Question: How urgent is this? How soon do you recommend that we review and revise our criminal history policies?
Answer: Time is of the essence, said Williams, who believes that anyone with a broad generalized policy is at high risk for challenge. Certainly the larger your company, the more chance there will be that you could be challenged, so she believes it's a very smart practice for everyone - all companies - to take another look at their criminal screening policy to determine if it needs to be revised, and if so, to immediately go about taking the steps to do so.
If you haven't done so already, pull out your resident selection criteria and take a close look at the evaluation standards for applicants with criminal records. Depending on what it says, you may need to make some changes right away. Then review it in detail - and get help from your attorney, resident screening company, and other advisors to ensure that it complies with HUD guidelines. Richer offered some key best practices:
Question. A guest has applied for temporary occupant status in our park. He has a lengthy criminal record and we are concerned about approving him as a temporary occupant. When we informed him, he claimed that he could not be denied because of prior criminal activity from 10 years ago. He also said that since the community does not require a background checks for ‘guests’ he would stay with different friends throughout the park for 14 days and then move to another friend in the park. Two questions - can we still deny based on a criminal record from 10 years ago - our screening criteria clearly says we can. And what do you do if he starts ‘couch surfing’ every 14 days with a different friend in the park?

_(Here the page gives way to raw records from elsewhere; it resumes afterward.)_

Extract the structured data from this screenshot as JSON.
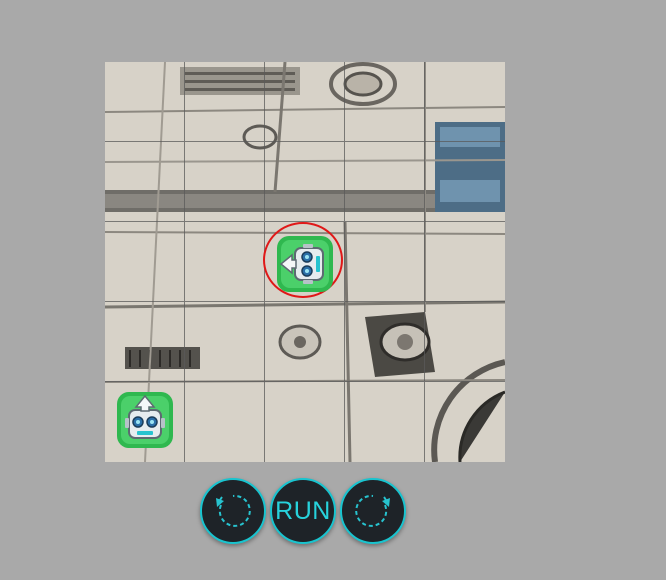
{
  "board": {
    "rows": 5,
    "cols": 5,
    "background": "metallic-spaceship-floor"
  },
  "goal_robot": {
    "icon": "robot-goal-icon",
    "row": 3,
    "col": 3,
    "facing": "left",
    "highlighted": true,
    "ring_color": "#e01818"
  },
  "player_robot": {
    "icon": "robot-player-icon",
    "row": 5,
    "col": 1,
    "facing": "up"
  },
  "controls": {
    "rotate_left_icon": "rotate-counterclockwise-icon",
    "run_label": "RUN",
    "rotate_right_icon": "rotate-clockwise-icon",
    "accent_color": "#19c4cf",
    "button_color": "#1e2328"
  }
}
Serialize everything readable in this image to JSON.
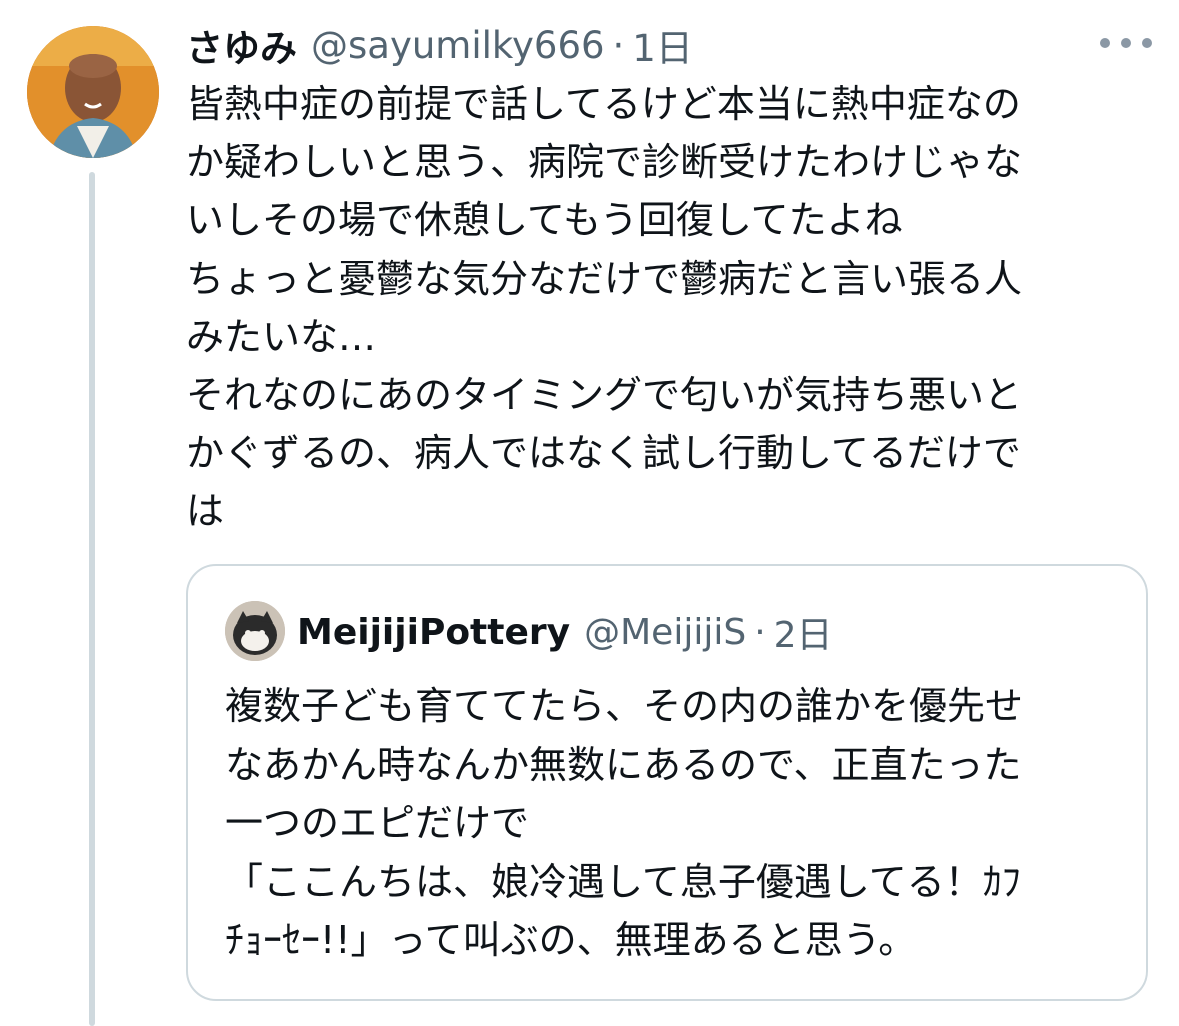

CRIMINAL HISTORY SELECTION CRITERIA BEST PRACTICES
What should you do in light of HUD's guidance? The first thing to realize is that the HUD guidance isn't intended only for HUD program housing providers, explained Richer.
Industry experts agree that the guidance provided by HUD applies to all housing providers, not just those receiving federal funding. The best practices are being recommended, so that any housing provider that uses criminal histories in its applicant screening process will consider disparate impact and review its criteria, adjusting as necessary, she said.
This is the first of four articles on the legal and practical considerations for housing providers when developing a criminal history screening policy. This is a BIG fair housing issue and one that produces a lot of phone calls to the MHCO Office.
It is very important for all housing providers to review and consider whether your current criminal screening policy should be revised to avoid a successful challenge in a fair housing case based on its disparate impact on minority applicants. "There are fair housing advocacy agencies that are actively searching for companies with simplistic and generalized criminal history policies to challenge. We don't want your companies to be those test cases," she said.
In this series of articles, the Coach presents highlights, along with FAQs about complying with fair housing law when screening applicants based on criminal history.